Saved entries:
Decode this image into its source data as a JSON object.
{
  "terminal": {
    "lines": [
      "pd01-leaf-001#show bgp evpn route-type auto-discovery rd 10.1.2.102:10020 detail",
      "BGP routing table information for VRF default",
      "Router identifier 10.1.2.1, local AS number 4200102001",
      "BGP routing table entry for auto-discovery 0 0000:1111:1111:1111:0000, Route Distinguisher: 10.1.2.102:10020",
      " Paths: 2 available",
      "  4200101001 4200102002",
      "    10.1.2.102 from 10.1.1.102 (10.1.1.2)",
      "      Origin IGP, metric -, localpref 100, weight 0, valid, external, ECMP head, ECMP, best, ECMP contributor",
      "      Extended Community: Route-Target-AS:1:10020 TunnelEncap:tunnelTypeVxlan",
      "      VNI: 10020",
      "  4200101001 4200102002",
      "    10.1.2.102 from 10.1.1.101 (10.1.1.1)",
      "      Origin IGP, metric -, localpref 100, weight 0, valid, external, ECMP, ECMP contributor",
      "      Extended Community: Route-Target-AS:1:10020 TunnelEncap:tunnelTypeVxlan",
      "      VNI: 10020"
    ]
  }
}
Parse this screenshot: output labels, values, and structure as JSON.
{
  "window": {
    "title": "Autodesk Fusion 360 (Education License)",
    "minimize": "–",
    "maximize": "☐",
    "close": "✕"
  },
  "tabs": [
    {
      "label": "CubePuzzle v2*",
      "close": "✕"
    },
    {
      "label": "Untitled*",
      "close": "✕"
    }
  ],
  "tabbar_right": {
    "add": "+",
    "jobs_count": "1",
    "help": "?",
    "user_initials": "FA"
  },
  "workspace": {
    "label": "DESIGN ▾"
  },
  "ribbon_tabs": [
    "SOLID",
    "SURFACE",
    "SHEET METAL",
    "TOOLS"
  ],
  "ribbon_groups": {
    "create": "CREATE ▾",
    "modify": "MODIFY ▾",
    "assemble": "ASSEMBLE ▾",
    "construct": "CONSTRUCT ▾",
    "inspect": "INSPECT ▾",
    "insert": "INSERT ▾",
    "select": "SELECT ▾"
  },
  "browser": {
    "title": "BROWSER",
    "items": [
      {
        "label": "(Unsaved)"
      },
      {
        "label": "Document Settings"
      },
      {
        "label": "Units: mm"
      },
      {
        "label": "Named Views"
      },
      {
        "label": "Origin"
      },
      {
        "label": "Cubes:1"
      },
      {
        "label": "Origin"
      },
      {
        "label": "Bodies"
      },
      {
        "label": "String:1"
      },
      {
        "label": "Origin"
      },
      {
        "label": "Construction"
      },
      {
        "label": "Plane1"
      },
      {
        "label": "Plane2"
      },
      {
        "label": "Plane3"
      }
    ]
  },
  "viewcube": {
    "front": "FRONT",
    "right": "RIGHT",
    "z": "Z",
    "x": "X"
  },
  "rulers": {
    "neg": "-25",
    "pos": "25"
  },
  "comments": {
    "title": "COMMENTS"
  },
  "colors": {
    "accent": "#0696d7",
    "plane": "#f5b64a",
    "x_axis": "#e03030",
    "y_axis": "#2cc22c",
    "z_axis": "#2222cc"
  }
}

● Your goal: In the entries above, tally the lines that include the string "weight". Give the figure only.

● Task answer: 2